Wherever a picture appears in the listing below, leave it out and reproduce the rest exactly.

***** Exercise data

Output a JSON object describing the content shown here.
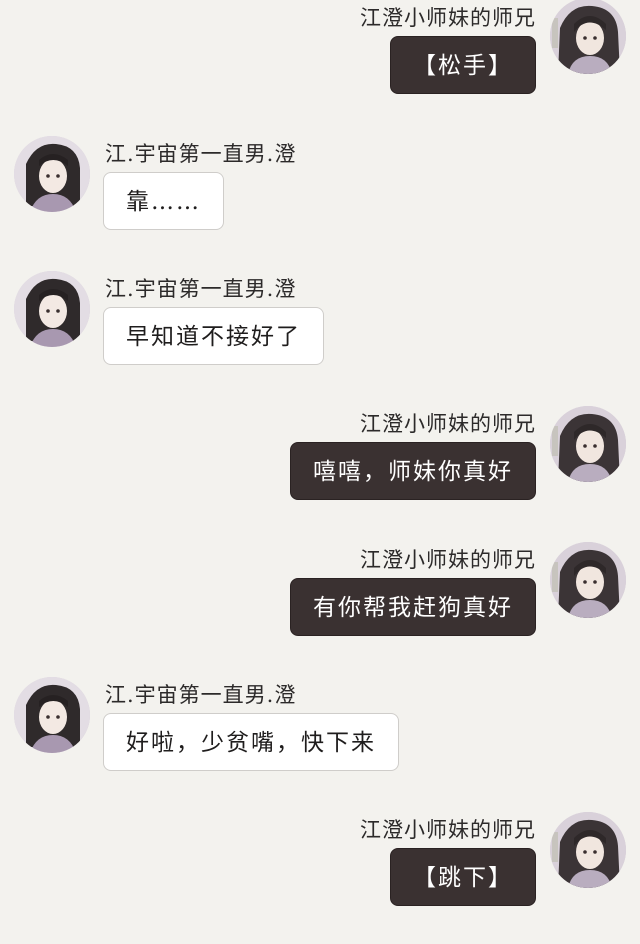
{
  "users": {
    "self_name": "江澄小师妹的师兄",
    "other_name": "江.宇宙第一直男.澄"
  },
  "messages": [
    {
      "side": "right",
      "name": "江澄小师妹的师兄",
      "text": "【松手】"
    },
    {
      "side": "left",
      "name": "江.宇宙第一直男.澄",
      "text": "靠……"
    },
    {
      "side": "left",
      "name": "江.宇宙第一直男.澄",
      "text": "早知道不接好了"
    },
    {
      "side": "right",
      "name": "江澄小师妹的师兄",
      "text": "嘻嘻，师妹你真好"
    },
    {
      "side": "right",
      "name": "江澄小师妹的师兄",
      "text": "有你帮我赶狗真好"
    },
    {
      "side": "left",
      "name": "江.宇宙第一直男.澄",
      "text": "好啦，少贫嘴，快下来"
    },
    {
      "side": "right",
      "name": "江澄小师妹的师兄",
      "text": "【跳下】"
    }
  ],
  "colors": {
    "background": "#f3f2ee",
    "self_bubble": "#3a3131",
    "other_bubble": "#ffffff"
  },
  "icons": {
    "self_avatar": "character-portrait-icon",
    "other_avatar": "character-portrait-icon"
  }
}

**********

Reply:
Output a JSON object describing the content shown here.
{
  "users": {
    "self_name": "江澄小师妹的师兄",
    "other_name": "江.宇宙第一直男.澄"
  },
  "messages": [
    {
      "side": "right",
      "name": "江澄小师妹的师兄",
      "text": "【松手】"
    },
    {
      "side": "left",
      "name": "江.宇宙第一直男.澄",
      "text": "靠……"
    },
    {
      "side": "left",
      "name": "江.宇宙第一直男.澄",
      "text": "早知道不接好了"
    },
    {
      "side": "right",
      "name": "江澄小师妹的师兄",
      "text": "嘻嘻，师妹你真好"
    },
    {
      "side": "right",
      "name": "江澄小师妹的师兄",
      "text": "有你帮我赶狗真好"
    },
    {
      "side": "left",
      "name": "江.宇宙第一直男.澄",
      "text": "好啦，少贫嘴，快下来"
    },
    {
      "side": "right",
      "name": "江澄小师妹的师兄",
      "text": "【跳下】"
    }
  ],
  "colors": {
    "background": "#f3f2ee",
    "self_bubble": "#3a3131",
    "other_bubble": "#ffffff"
  },
  "icons": {
    "self_avatar": "character-portrait-icon",
    "other_avatar": "character-portrait-icon"
  }
}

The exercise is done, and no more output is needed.